One insertion mutation in RP1 was identified in this study. One proband was tested and found to have a 1 bp insertion (G) between nucleotides 2169 and 2170 (). This insertion leads to three incorrect amino acids after codon 724 followed by a premature stop codon. This individual has moderate disease with onset of visual field problems in childhood.
Two unique nonsense mutations were also identified. One affected member of Moorfields359 was tested and a nonsense mutation, Glu700X (2098G→T), was identified (). This individual has mild retinal disease that was diagnosed at 41 years of age. The second nonsense mutation, Cys744X (2232T→A), was identified in one proband (). This individual first noticed night blindness at 20 years of age.
Other possible disease-causing variants
Two missense variants were detected in affected probands. Leu1808Pro (5423T→C) was found in one affected member of RFS015 and a second variant, Lys663Asn (1989G→T), was detected in one affected member of Moorfields1474. In both instances no additional family members are currently available for testing. The Leu1808Pro was not seen in any of the other 56 probands tested through this region nor in a panel of 91 unaffected controls. The Lys663Asn variant was not seen in any of the other 658 samples tested.
Three previously unidentified variants were found in RP1. An Arg1595Gln (4784G→A) change in exon 4 was identified in one affected proband. Testing of unaffected controls revealed that this variant is present in ~1% of Caucasians, and therefore not a likely cause of disease. A silent substitution in exon 4, Ile2122Ile (6366T→C), was detected in one of the 56 probands tested through this region.
A third variant was identified in the 5′-untranslated region of exon 1. This variant, −315T→C was present in four affected probands, but not seen in any of the unaffected controls. Testing of additional family members in two of the four families revealed that the variant does not segregate with disease.
We designed PCR primers to flank four different microsatellite repeats that were located near the RP1 gene in BAC 18L28. These markers, D8S2607, D8S2608, D8S2609 and D8S2610, are located 3244, 25 314, 46 316 and 51 019 bp, respectively, from the 3′ end of the RP1 gene. Testing of these markers in CEPH parents showed that all four markers were polymorphic.

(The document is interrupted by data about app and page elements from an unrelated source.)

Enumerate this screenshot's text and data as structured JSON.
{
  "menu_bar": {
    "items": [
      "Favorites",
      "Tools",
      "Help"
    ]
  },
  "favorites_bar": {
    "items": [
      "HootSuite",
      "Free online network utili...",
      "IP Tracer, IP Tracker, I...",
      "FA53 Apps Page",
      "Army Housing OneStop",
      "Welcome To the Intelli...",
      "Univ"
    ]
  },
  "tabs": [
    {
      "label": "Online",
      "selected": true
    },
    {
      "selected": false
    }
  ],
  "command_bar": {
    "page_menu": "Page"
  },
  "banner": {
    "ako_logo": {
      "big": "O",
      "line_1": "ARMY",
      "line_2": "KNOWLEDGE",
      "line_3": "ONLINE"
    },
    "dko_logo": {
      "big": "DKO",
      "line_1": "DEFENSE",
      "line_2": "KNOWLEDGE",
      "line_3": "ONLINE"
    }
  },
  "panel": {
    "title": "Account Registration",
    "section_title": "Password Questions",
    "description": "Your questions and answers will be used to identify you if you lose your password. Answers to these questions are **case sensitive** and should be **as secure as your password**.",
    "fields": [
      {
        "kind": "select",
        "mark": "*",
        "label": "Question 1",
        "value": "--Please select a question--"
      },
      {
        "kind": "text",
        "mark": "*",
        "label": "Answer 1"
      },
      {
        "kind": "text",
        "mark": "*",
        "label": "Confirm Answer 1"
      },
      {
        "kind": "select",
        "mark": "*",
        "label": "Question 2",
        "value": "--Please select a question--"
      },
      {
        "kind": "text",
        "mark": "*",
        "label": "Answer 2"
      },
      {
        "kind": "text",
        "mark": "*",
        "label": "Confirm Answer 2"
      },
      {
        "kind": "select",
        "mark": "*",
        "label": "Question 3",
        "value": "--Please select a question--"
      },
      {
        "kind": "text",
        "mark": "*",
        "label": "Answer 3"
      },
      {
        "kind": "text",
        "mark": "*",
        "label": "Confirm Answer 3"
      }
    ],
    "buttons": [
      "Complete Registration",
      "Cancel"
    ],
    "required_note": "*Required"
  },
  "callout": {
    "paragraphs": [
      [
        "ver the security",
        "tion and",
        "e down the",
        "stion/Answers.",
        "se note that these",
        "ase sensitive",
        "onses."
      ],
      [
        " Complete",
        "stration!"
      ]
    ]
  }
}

These four markers were analyzed in members of the families with the Arg677X, 2280–2284del and 2168–2181del RP1 mutations to determine whether families with the same mutation share a common ancestral haplotype or whether they represent independent mutation events. Due to the limited number of individuals from each family with the 2280–2284del and 2168–2181del RP1 mutations, the phase of marker alleles and the RP1 mutations could not be determined. The marker in phase with the Arg677X mutation could be determined in UCLA-RP01, Australian Family D, RFS137, UTAD103 and Moorfields1512. Three different D8S2607 and two different D8S2608 haplotypes were found among the five families tested (). These data suggest that the RP1 Arg677X mutations arose independently in some of the families or that this is an ancient mutation arising thousands of years ago. A mutation this old would allow for recombination between markers and the RP1 mutation, or for new marker alleles to arise, thus giving the appearance of a new mutation.
Genotype data from families with Arg677stop mutation in RP1